[Opening Given data section]
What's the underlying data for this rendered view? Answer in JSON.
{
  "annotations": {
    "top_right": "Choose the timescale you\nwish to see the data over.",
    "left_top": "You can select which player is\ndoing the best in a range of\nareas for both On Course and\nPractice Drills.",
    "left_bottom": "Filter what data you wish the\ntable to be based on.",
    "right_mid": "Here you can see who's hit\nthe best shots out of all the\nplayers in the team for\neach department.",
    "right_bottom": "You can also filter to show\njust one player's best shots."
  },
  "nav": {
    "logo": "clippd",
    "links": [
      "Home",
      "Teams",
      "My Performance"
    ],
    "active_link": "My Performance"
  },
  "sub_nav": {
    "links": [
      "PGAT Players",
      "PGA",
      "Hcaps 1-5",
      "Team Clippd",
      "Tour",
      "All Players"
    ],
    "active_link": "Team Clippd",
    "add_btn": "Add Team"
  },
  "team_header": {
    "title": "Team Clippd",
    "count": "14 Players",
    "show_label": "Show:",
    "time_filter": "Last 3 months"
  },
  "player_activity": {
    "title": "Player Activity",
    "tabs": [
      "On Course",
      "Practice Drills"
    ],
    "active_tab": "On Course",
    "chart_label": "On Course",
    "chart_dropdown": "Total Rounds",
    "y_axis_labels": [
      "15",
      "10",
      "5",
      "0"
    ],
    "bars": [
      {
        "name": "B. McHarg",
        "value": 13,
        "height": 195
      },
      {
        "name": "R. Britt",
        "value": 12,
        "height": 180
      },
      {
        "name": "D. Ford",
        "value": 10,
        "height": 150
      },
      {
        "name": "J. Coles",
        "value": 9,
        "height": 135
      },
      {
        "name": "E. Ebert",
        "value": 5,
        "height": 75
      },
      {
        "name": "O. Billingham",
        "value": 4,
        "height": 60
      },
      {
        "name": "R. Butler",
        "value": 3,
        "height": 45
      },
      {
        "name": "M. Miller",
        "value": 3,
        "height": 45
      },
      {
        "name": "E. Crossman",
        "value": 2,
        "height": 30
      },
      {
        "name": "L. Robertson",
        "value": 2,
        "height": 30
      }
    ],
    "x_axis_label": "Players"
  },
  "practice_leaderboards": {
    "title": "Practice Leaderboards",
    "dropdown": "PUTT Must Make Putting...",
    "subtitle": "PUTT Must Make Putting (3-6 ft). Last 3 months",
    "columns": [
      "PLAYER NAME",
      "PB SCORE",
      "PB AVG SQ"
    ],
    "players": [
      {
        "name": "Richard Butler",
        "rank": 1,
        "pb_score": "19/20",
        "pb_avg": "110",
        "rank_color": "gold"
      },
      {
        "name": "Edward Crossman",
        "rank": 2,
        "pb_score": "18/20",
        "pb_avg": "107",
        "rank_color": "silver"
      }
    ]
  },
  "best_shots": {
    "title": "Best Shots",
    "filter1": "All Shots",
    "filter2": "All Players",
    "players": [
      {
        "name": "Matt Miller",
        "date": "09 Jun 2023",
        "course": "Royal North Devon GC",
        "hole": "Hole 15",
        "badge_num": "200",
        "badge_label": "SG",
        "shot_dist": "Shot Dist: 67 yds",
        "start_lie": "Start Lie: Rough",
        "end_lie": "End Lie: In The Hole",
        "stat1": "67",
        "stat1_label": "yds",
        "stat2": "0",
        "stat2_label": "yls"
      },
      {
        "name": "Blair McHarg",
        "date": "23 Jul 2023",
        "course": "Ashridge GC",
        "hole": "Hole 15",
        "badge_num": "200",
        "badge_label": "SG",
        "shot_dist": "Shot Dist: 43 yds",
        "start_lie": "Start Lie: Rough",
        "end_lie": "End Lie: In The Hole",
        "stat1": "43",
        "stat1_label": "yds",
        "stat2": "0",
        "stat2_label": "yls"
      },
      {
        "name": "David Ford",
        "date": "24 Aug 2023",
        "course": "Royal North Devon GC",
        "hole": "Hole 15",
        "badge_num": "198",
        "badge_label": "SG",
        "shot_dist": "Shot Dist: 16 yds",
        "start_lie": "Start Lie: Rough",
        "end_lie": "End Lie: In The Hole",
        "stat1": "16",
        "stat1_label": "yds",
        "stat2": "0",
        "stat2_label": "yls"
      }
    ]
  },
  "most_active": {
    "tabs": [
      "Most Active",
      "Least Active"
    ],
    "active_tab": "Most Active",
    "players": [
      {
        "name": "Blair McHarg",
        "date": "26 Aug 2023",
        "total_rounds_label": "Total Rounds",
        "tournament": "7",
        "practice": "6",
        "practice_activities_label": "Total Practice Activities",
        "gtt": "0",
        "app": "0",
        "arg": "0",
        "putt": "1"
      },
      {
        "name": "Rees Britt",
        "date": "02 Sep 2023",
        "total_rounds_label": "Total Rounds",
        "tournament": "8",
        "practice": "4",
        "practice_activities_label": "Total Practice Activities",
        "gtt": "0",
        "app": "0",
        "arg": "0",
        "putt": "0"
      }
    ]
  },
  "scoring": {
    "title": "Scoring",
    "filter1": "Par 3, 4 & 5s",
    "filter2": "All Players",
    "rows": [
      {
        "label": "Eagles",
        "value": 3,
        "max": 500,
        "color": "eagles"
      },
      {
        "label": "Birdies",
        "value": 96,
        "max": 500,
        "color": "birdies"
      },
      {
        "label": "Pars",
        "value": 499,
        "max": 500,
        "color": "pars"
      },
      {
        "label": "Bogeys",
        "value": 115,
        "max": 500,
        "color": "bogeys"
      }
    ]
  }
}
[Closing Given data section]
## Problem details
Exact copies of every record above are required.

## Output for this task
What's the underlying data for this rendered view? Answer in JSON.
{
  "annotations": {
    "top_right": "Choose the timescale you\nwish to see the data over.",
    "left_top": "You can select which player is\ndoing the best in a range of\nareas for both On Course and\nPractice Drills.",
    "left_bottom": "Filter what data you wish the\ntable to be based on.",
    "right_mid": "Here you can see who's hit\nthe best shots out of all the\nplayers in the team for\neach department.",
    "right_bottom": "You can also filter to show\njust one player's best shots."
  },
  "nav": {
    "logo": "clippd",
    "links": [
      "Home",
      "Teams",
      "My Performance"
    ],
    "active_link": "My Performance"
  },
  "sub_nav": {
    "links": [
      "PGAT Players",
      "PGA",
      "Hcaps 1-5",
      "Team Clippd",
      "Tour",
      "All Players"
    ],
    "active_link": "Team Clippd",
    "add_btn": "Add Team"
  },
  "team_header": {
    "title": "Team Clippd",
    "count": "14 Players",
    "show_label": "Show:",
    "time_filter": "Last 3 months"
  },
  "player_activity": {
    "title": "Player Activity",
    "tabs": [
      "On Course",
      "Practice Drills"
    ],
    "active_tab": "On Course",
    "chart_label": "On Course",
    "chart_dropdown": "Total Rounds",
    "y_axis_labels": [
      "15",
      "10",
      "5",
      "0"
    ],
    "bars": [
      {
        "name": "B. McHarg",
        "value": 13,
        "height": 195
      },
      {
        "name": "R. Britt",
        "value": 12,
        "height": 180
      },
      {
        "name": "D. Ford",
        "value": 10,
        "height": 150
      },
      {
        "name": "J. Coles",
        "value": 9,
        "height": 135
      },
      {
        "name": "E. Ebert",
        "value": 5,
        "height": 75
      },
      {
        "name": "O. Billingham",
        "value": 4,
        "height": 60
      },
      {
        "name": "R. Butler",
        "value": 3,
        "height": 45
      },
      {
        "name": "M. Miller",
        "value": 3,
        "height": 45
      },
      {
        "name": "E. Crossman",
        "value": 2,
        "height": 30
      },
      {
        "name": "L. Robertson",
        "value": 2,
        "height": 30
      }
    ],
    "x_axis_label": "Players"
  },
  "practice_leaderboards": {
    "title": "Practice Leaderboards",
    "dropdown": "PUTT Must Make Putting...",
    "subtitle": "PUTT Must Make Putting (3-6 ft). Last 3 months",
    "columns": [
      "PLAYER NAME",
      "PB SCORE",
      "PB AVG SQ"
    ],
    "players": [
      {
        "name": "Richard Butler",
        "rank": 1,
        "pb_score": "19/20",
        "pb_avg": "110",
        "rank_color": "gold"
      },
      {
        "name": "Edward Crossman",
        "rank": 2,
        "pb_score": "18/20",
        "pb_avg": "107",
        "rank_color": "silver"
      }
    ]
  },
  "best_shots": {
    "title": "Best Shots",
    "filter1": "All Shots",
    "filter2": "All Players",
    "players": [
      {
        "name": "Matt Miller",
        "date": "09 Jun 2023",
        "course": "Royal North Devon GC",
        "hole": "Hole 15",
        "badge_num": "200",
        "badge_label": "SG",
        "shot_dist": "Shot Dist: 67 yds",
        "start_lie": "Start Lie: Rough",
        "end_lie": "End Lie: In The Hole",
        "stat1": "67",
        "stat1_label": "yds",
        "stat2": "0",
        "stat2_label": "yls"
      },
      {
        "name": "Blair McHarg",
        "date": "23 Jul 2023",
        "course": "Ashridge GC",
        "hole": "Hole 15",
        "badge_num": "200",
        "badge_label": "SG",
        "shot_dist": "Shot Dist: 43 yds",
        "start_lie": "Start Lie: Rough",
        "end_lie": "End Lie: In The Hole",
        "stat1": "43",
        "stat1_label": "yds",
        "stat2": "0",
        "stat2_label": "yls"
      },
      {
        "name": "David Ford",
        "date": "24 Aug 2023",
        "course": "Royal North Devon GC",
        "hole": "Hole 15",
        "badge_num": "198",
        "badge_label": "SG",
        "shot_dist": "Shot Dist: 16 yds",
        "start_lie": "Start Lie: Rough",
        "end_lie": "End Lie: In The Hole",
        "stat1": "16",
        "stat1_label": "yds",
        "stat2": "0",
        "stat2_label": "yls"
      }
    ]
  },
  "most_active": {
    "tabs": [
      "Most Active",
      "Least Active"
    ],
    "active_tab": "Most Active",
    "players": [
      {
        "name": "Blair McHarg",
        "date": "26 Aug 2023",
        "total_rounds_label": "Total Rounds",
        "tournament": "7",
        "practice": "6",
        "practice_activities_label": "Total Practice Activities",
        "gtt": "0",
        "app": "0",
        "arg": "0",
        "putt": "1"
      },
      {
        "name": "Rees Britt",
        "date": "02 Sep 2023",
        "total_rounds_label": "Total Rounds",
        "tournament": "8",
        "practice": "4",
        "practice_activities_label": "Total Practice Activities",
        "gtt": "0",
        "app": "0",
        "arg": "0",
        "putt": "0"
      }
    ]
  },
  "scoring": {
    "title": "Scoring",
    "filter1": "Par 3, 4 & 5s",
    "filter2": "All Players",
    "rows": [
      {
        "label": "Eagles",
        "value": 3,
        "max": 500,
        "color": "eagles"
      },
      {
        "label": "Birdies",
        "value": 96,
        "max": 500,
        "color": "birdies"
      },
      {
        "label": "Pars",
        "value": 499,
        "max": 500,
        "color": "pars"
      },
      {
        "label": "Bogeys",
        "value": 115,
        "max": 500,
        "color": "bogeys"
      }
    ]
  }
}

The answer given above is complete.